GLASGOW—Antibiotics may be a useful adjunctive treatment for overactive bladder (OAB), according to British researchers.

About 50% of patients presenting with OAB appear to have an infection or an inflammatory process at the heart of their OAB etiology, despite presenting with negative routine urinalyses, they noted.

A team led by James Malone-Lee, MD, Professor of Medicine at University College London, studied 440 OAB patients (380 women and 60 men) whom they divided into three groups. Group 1 (147 patients) had OAB and pyuria and were treated with antibiotics in addition to antimuscarinics and bladder retaining. Group 2 (212 patients) had OAB without pyuria and were treated only with antimuscarinics and bladder retraining. Group 3 (81 patients) had OAB but manifested late pyuria at subsequent follow-up, at which time antibiotics were initiated.

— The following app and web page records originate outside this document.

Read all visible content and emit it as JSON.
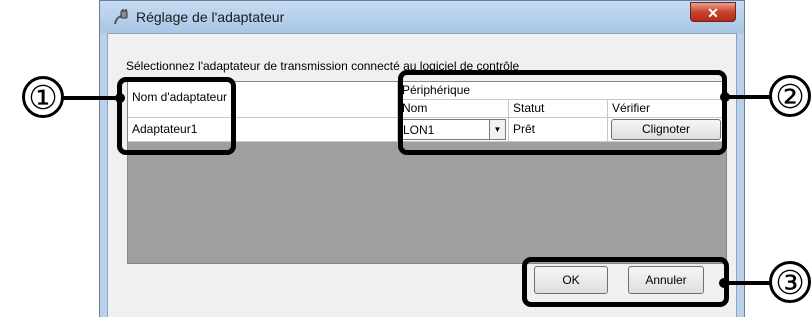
{
  "window": {
    "title": "Réglage de l'adaptateur",
    "close_glyph": "✕"
  },
  "instruction": "Sélectionnez l'adaptateur de transmission connecté au logiciel de contrôle",
  "grid": {
    "adapter_column_header": "Nom d'adaptateur",
    "group_header": "Périphérique",
    "columns": [
      "Nom",
      "Statut",
      "Vérifier"
    ],
    "rows": [
      {
        "adapter": "Adaptateur1",
        "nom": "LON1",
        "statut": "Prêt",
        "verifier_button": "Clignoter"
      }
    ]
  },
  "buttons": {
    "ok": "OK",
    "cancel": "Annuler"
  },
  "callouts": [
    "①",
    "②",
    "③"
  ],
  "icons": {
    "title": "adapter-plug-icon",
    "dropdown": "chevron-down-icon"
  }
}
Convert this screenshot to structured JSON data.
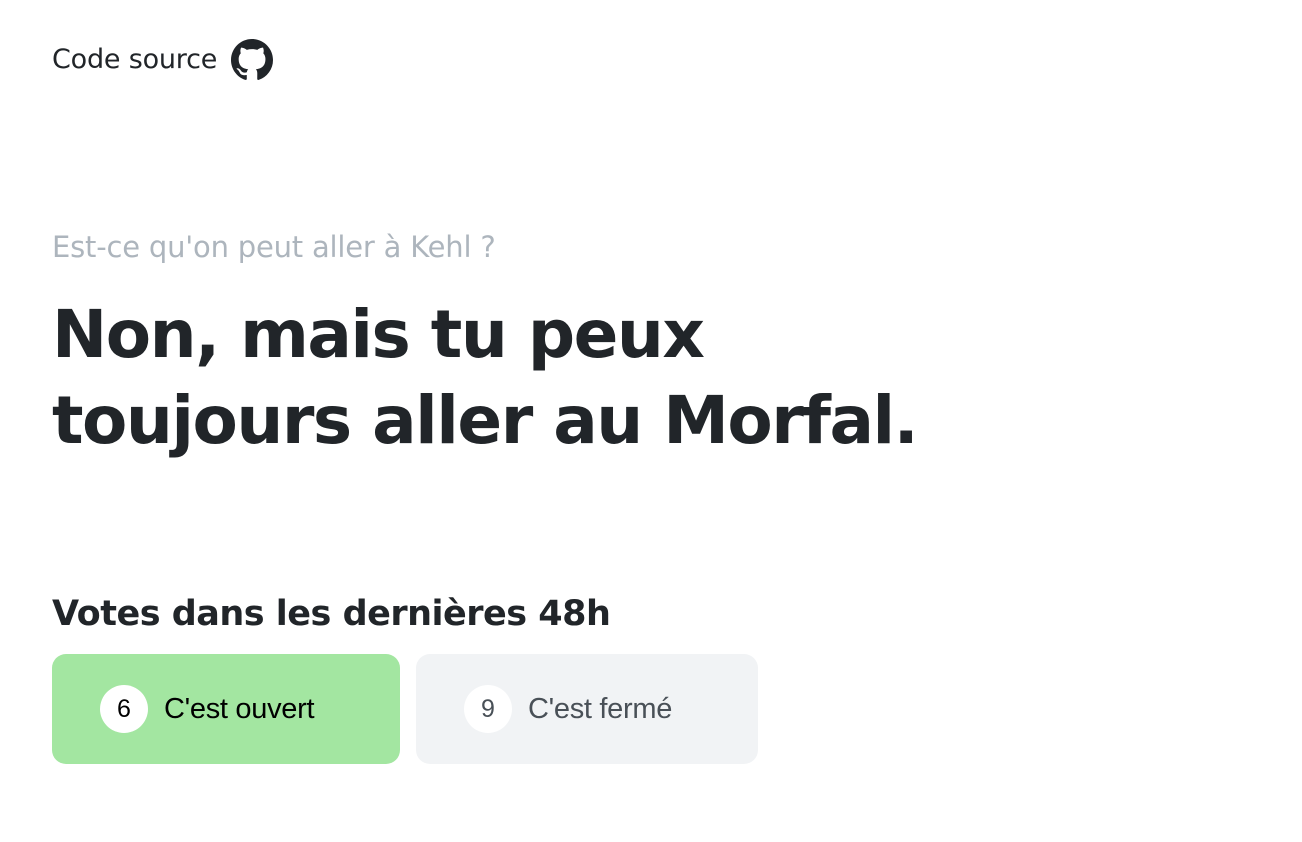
{
  "header": {
    "source_label": "Code source",
    "source_icon": "github-icon"
  },
  "hero": {
    "question": "Est-ce qu'on peut aller à Kehl ?",
    "answer_line1": "Non, mais tu peux",
    "answer_line2": "toujours aller au Morfal."
  },
  "votes": {
    "title": "Votes dans les dernières 48h",
    "open": {
      "count": "6",
      "label": "C'est ouvert",
      "color": "#a3e6a1"
    },
    "closed": {
      "count": "9",
      "label": "C'est fermé",
      "color": "#f1f3f5"
    }
  }
}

Group 3 patients took significantly longer to recover (198-321 days) compared with group 1 (165-229 days). The late introduction of antibiotics was followed by significant symptom improvement. Group 2 patients recovered the fastest (138-180 days). The three groups, each treated differently based on clinical presentation, improved similarly, the researchers noted in a poster presentation.

“Important circumstantial evidence of antibiotic efficacy was demonstrated by clearance of pyuria in group 1,” the authors stated, adding that the effects of introducing antibiotics late into group 3, followed by strong evidence of a response, favors efficacy.  “Infection as a significant disease complication is implied by the shorter time-course of treatment in group 2.”

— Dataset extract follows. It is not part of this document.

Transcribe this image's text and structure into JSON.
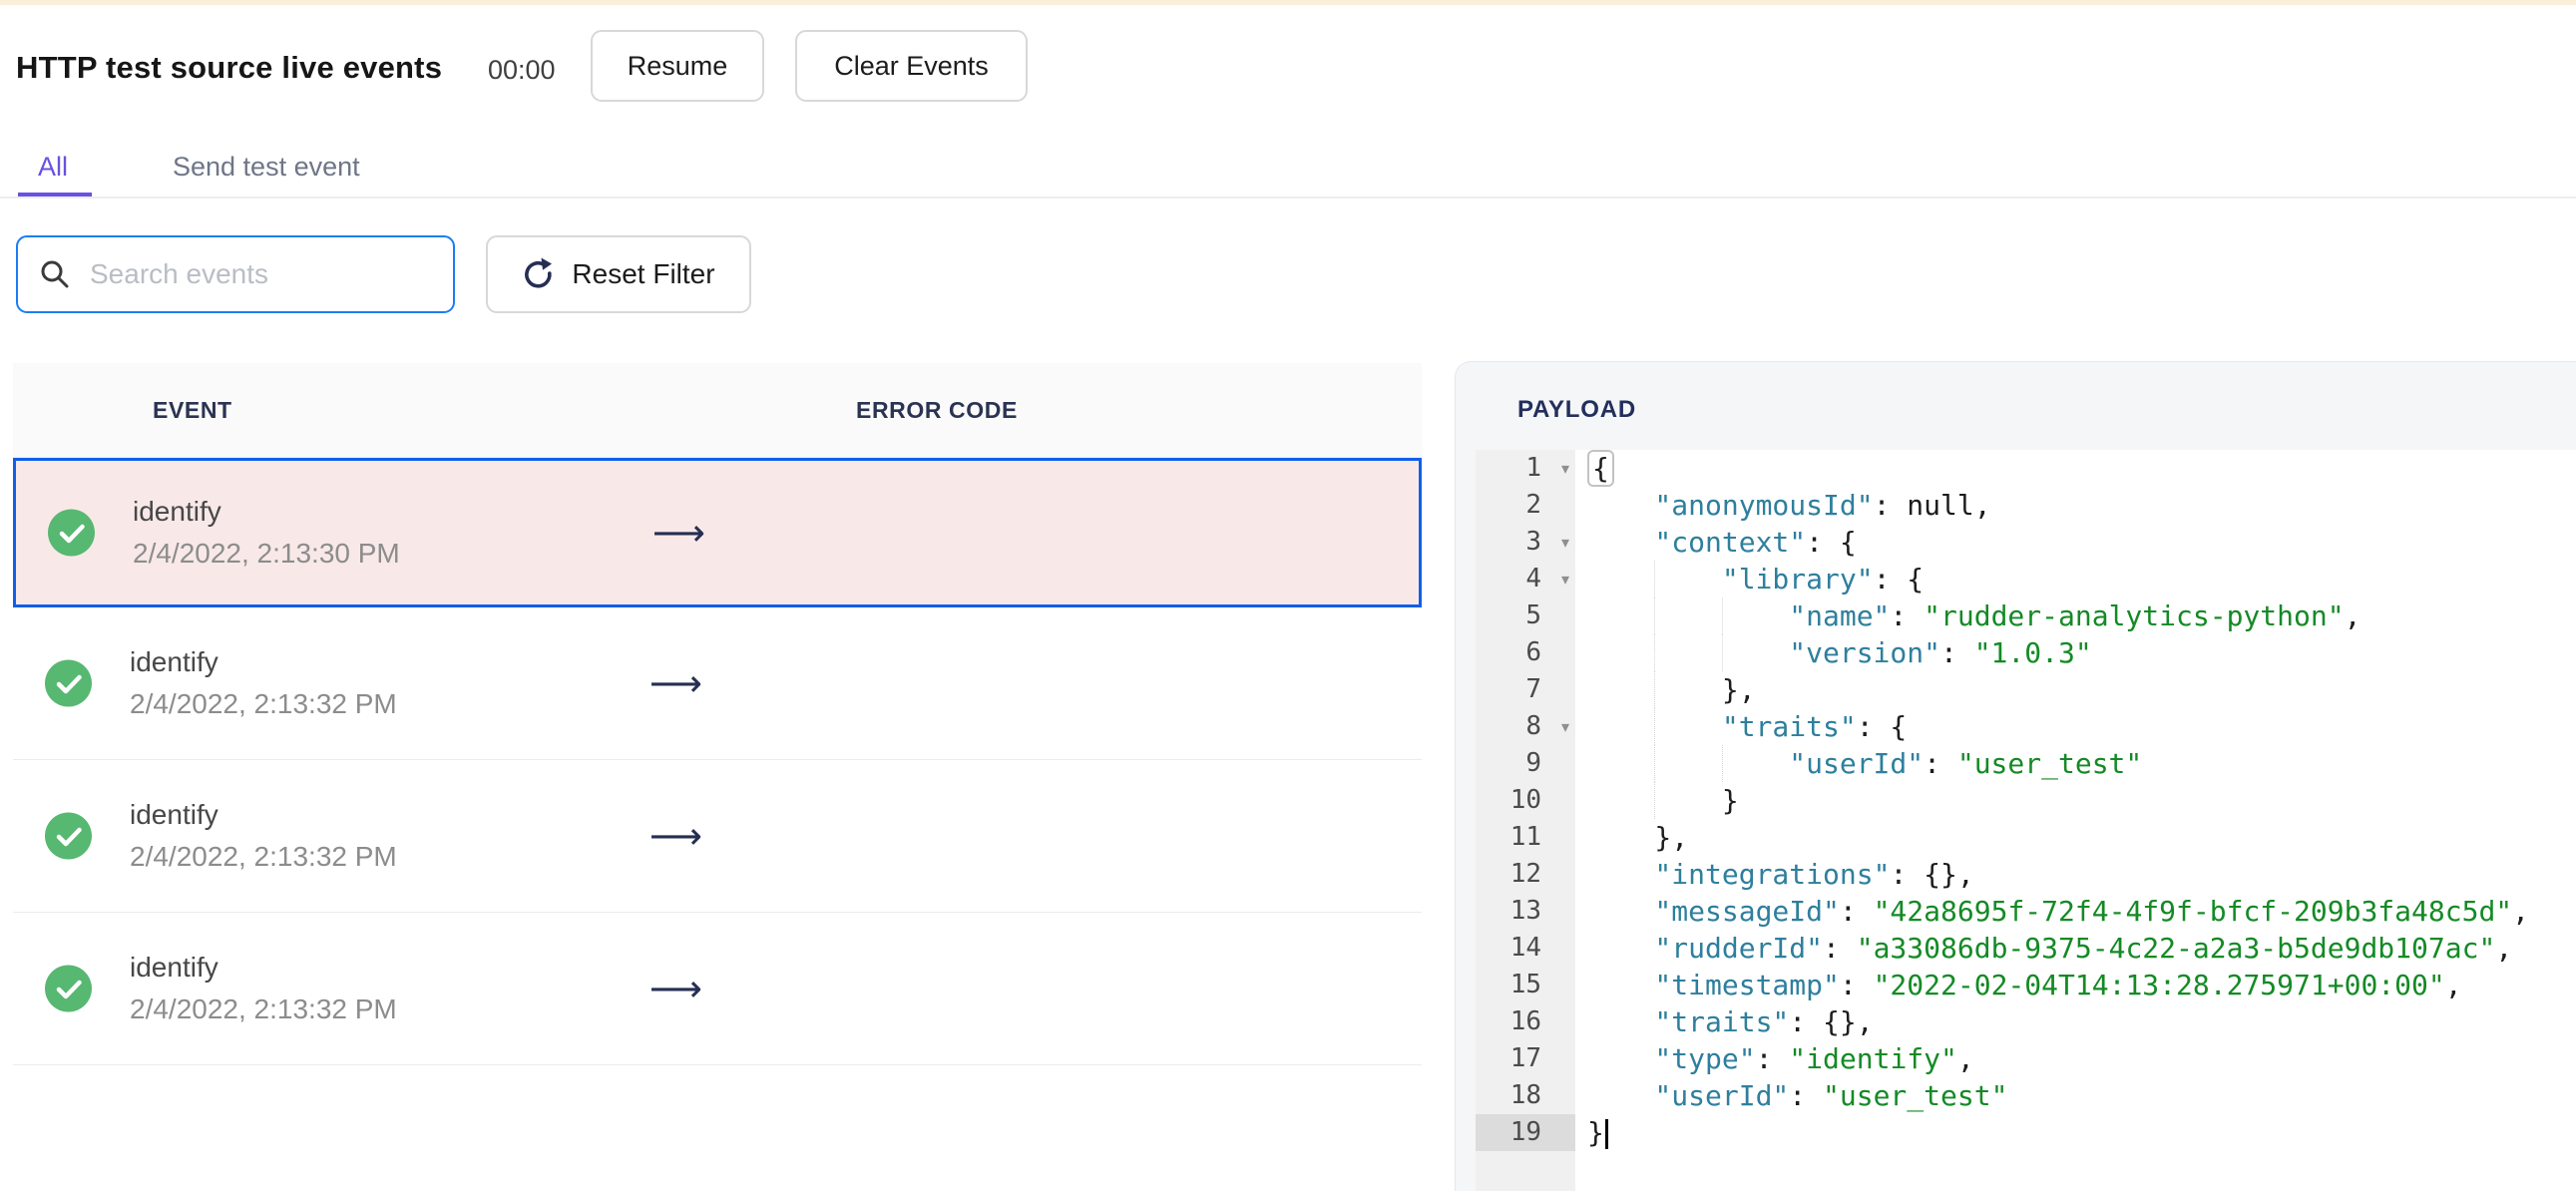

The researchers pointed to a previous study (J Urol 2010;183:1843-1847) demonstrating that the microscopic non-dipstick detection is the best surrogate marker of urinary infection available, superior to dipsticks and routine mid-stream urinary specimen culture. “This raised the implication that patients, with OAB symptoms but manifesting microscopic pyuria, despite negative urine cultures, should be treated with antibiotics as an adjunct to antimuscarinics and bladder retraining,” Dr. Malone-Lee’s group stated.

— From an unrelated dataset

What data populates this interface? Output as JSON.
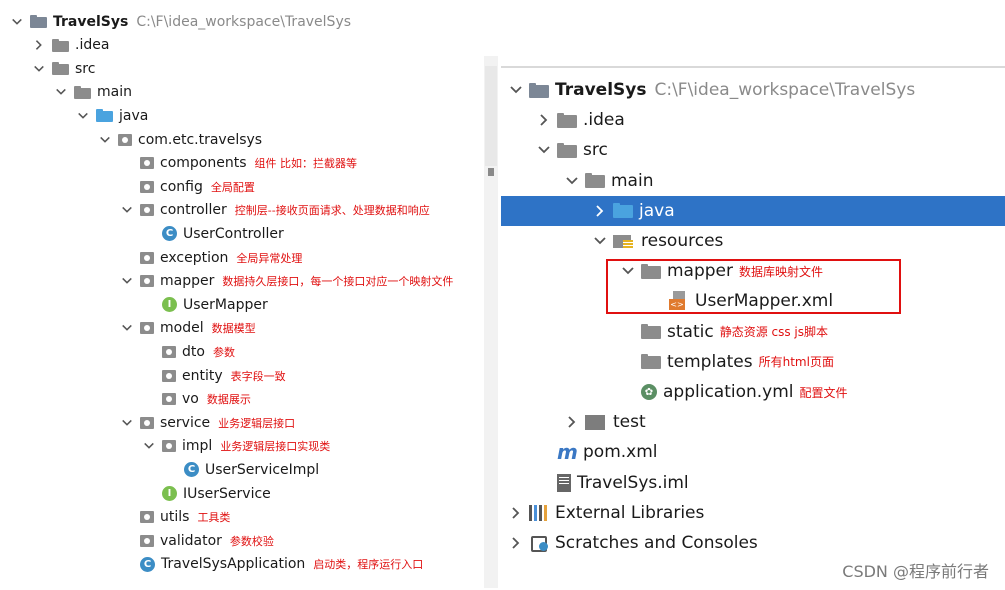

They concluded that their findings provide strong justification for a large-scale randomized, placebo-controlled trial of antibiotic use in patients with OAB and pyuria but a negative urine culture.